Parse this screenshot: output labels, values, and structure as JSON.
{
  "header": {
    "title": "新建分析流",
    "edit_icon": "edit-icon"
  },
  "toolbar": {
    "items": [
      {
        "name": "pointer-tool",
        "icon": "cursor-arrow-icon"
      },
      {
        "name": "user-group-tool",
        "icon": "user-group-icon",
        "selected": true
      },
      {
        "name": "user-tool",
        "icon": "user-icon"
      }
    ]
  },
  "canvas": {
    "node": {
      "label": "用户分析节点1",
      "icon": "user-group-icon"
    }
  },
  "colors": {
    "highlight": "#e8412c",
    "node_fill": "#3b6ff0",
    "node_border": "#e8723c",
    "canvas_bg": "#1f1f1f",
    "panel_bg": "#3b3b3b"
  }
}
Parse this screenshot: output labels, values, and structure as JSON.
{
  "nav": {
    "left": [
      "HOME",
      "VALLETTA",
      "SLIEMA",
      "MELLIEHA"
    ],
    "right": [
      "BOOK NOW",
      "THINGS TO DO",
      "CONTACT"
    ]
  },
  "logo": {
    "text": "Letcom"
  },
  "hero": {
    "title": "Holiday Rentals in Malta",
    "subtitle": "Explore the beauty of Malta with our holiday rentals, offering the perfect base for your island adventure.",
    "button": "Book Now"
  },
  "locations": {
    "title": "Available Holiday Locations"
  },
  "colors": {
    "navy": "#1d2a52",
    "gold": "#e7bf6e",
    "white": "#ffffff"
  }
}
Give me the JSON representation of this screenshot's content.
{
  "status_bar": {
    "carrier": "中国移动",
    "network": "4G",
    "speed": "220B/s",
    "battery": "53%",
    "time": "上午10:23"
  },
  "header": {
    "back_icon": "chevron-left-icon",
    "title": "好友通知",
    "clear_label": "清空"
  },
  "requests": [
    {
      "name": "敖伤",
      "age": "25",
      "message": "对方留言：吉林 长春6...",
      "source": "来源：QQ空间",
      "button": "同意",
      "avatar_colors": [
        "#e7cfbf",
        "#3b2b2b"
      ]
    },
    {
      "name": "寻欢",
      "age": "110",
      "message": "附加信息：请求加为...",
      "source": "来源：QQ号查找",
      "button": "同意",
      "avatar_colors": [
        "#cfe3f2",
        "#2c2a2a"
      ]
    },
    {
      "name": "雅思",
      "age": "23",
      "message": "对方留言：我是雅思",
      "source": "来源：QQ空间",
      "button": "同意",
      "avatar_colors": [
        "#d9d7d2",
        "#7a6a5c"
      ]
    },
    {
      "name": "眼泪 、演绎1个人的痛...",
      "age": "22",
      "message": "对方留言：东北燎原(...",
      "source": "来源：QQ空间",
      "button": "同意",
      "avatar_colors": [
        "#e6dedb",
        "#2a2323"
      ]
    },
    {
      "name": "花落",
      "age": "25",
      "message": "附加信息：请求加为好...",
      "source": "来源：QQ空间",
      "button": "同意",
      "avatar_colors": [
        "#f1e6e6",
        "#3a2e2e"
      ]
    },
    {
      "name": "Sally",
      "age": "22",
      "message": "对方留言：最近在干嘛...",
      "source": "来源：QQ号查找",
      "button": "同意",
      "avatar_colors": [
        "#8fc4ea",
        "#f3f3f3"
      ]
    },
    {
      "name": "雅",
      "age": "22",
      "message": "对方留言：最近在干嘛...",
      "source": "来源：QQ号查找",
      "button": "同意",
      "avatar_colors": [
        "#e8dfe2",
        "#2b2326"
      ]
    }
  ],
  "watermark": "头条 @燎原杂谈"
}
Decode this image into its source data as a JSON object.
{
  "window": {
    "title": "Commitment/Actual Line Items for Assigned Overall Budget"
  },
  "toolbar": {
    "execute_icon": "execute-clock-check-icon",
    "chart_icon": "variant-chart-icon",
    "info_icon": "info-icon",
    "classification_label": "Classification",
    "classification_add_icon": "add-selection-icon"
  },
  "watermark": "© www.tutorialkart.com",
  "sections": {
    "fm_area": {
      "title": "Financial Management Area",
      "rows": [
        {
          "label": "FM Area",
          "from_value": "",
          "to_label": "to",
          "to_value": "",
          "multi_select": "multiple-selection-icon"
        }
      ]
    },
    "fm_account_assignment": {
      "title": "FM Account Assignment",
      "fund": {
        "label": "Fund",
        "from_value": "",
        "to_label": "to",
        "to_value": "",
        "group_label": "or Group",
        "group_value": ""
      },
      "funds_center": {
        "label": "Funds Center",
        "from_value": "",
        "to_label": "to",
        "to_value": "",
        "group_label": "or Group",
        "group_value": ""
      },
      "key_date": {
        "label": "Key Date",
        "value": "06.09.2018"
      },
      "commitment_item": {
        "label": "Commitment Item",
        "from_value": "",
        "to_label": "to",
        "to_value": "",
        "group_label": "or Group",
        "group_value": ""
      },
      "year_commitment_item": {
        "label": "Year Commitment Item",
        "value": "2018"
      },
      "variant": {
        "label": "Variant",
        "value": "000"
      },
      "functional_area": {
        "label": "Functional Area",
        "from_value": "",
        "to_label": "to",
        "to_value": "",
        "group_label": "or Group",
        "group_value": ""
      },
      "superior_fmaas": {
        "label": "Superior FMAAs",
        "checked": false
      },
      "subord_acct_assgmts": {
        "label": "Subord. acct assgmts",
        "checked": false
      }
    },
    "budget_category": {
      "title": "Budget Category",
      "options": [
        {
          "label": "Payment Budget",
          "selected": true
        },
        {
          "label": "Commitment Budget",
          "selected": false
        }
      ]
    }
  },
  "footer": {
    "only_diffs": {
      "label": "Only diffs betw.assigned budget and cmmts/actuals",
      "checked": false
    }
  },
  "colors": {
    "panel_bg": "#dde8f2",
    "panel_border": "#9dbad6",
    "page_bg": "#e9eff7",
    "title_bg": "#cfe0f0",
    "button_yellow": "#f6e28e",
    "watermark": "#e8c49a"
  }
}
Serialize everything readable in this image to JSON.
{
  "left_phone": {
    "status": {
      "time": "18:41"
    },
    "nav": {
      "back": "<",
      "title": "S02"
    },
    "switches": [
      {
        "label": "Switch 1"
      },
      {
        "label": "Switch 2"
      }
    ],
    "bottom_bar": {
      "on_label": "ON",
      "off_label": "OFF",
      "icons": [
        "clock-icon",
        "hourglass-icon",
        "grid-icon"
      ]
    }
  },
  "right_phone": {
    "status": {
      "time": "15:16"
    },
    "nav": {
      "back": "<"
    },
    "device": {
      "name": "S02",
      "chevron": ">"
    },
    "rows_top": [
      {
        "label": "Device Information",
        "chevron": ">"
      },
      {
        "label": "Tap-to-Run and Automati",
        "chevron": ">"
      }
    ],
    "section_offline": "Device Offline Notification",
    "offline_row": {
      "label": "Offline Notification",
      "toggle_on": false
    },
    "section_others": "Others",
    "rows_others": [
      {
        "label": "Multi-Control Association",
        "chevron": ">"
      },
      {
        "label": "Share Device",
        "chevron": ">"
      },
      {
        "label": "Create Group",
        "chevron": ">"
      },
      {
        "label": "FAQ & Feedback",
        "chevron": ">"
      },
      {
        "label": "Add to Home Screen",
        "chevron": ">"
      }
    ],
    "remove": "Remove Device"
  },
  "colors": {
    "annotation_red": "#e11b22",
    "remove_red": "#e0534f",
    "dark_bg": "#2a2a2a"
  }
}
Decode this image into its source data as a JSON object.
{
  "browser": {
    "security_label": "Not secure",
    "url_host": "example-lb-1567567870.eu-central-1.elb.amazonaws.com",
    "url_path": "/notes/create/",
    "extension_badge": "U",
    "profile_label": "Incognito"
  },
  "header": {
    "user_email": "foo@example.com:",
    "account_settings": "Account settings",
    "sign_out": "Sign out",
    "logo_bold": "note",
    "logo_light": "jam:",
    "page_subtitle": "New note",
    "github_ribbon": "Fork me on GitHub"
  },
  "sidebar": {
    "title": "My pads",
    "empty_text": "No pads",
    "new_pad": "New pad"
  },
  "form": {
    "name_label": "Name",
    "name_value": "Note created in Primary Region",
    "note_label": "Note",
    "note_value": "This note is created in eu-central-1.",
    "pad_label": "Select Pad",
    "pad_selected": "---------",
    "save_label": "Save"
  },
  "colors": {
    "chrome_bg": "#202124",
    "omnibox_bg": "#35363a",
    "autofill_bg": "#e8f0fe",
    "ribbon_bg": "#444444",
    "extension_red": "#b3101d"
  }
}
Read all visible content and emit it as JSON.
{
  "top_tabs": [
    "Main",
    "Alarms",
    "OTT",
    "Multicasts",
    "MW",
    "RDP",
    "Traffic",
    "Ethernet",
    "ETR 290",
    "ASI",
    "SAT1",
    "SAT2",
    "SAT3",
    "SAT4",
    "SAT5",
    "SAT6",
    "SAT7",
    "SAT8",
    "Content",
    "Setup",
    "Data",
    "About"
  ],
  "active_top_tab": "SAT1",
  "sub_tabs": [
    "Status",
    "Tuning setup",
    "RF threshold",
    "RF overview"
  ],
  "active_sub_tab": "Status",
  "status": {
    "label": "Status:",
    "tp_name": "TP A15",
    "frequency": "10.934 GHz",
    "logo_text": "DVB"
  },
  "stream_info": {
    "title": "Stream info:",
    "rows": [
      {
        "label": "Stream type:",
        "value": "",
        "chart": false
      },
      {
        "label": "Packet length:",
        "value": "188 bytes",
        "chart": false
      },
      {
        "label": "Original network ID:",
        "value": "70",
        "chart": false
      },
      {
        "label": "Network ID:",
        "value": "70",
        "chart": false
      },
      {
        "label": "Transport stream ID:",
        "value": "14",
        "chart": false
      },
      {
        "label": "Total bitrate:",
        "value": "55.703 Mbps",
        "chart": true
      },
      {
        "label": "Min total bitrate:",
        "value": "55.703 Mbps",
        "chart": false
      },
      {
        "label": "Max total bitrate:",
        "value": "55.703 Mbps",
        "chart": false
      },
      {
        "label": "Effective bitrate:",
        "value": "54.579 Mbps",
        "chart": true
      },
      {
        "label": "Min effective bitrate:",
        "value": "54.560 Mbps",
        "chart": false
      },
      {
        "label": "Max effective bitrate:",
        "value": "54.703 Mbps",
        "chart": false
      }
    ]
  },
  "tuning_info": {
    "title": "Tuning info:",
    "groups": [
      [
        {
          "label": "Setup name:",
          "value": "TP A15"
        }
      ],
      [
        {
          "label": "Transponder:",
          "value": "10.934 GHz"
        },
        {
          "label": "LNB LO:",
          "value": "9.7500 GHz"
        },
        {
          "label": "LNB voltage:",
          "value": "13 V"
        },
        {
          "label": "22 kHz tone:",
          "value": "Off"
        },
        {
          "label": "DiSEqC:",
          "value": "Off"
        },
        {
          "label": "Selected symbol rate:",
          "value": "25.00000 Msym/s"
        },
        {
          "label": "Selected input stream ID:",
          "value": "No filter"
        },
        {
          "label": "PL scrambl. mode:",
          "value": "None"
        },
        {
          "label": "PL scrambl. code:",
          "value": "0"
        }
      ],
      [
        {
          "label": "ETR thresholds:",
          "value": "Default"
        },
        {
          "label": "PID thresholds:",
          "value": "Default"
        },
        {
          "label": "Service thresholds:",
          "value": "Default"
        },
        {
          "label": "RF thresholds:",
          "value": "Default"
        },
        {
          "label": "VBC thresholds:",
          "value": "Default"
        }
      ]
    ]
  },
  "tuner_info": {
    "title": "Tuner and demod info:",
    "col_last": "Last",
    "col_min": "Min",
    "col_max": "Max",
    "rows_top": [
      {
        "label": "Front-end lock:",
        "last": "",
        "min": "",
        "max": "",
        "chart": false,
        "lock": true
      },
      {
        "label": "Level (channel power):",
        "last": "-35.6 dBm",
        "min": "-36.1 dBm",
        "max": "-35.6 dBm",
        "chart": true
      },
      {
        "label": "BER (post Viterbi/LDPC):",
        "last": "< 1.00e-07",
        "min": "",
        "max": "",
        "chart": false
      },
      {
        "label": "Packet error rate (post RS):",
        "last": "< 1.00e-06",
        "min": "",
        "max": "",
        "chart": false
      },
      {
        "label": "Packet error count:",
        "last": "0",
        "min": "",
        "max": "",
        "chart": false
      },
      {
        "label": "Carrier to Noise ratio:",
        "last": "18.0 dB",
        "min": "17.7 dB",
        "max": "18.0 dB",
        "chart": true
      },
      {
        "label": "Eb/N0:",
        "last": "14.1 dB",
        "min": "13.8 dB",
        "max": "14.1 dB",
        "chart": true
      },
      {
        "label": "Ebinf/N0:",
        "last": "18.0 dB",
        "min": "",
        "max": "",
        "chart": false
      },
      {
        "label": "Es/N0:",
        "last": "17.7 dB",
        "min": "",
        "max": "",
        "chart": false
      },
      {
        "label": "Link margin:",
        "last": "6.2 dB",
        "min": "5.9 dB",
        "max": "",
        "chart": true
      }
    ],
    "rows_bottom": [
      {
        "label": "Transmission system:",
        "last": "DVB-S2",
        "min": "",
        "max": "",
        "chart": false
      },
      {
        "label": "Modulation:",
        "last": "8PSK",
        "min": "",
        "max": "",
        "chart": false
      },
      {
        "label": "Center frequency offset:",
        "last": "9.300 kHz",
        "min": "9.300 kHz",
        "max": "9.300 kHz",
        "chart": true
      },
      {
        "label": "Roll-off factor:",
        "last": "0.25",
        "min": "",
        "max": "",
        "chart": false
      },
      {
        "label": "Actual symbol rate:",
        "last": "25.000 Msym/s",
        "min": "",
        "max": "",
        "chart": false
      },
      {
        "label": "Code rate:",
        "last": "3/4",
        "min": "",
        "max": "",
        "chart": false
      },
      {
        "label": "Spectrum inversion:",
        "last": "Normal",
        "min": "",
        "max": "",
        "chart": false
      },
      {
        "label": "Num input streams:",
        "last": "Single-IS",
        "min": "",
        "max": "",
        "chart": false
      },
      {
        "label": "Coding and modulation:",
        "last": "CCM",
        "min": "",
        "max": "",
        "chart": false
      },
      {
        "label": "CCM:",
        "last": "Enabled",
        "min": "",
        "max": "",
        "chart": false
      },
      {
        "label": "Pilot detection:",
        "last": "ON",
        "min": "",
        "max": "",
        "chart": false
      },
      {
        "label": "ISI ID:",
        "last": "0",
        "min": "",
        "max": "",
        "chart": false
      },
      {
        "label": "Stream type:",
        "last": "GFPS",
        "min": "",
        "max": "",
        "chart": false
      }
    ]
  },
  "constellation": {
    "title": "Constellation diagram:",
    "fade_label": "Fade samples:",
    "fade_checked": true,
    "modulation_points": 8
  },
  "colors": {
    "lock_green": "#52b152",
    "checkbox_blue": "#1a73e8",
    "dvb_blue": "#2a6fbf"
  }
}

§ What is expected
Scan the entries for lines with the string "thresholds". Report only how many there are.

§ Answer section
5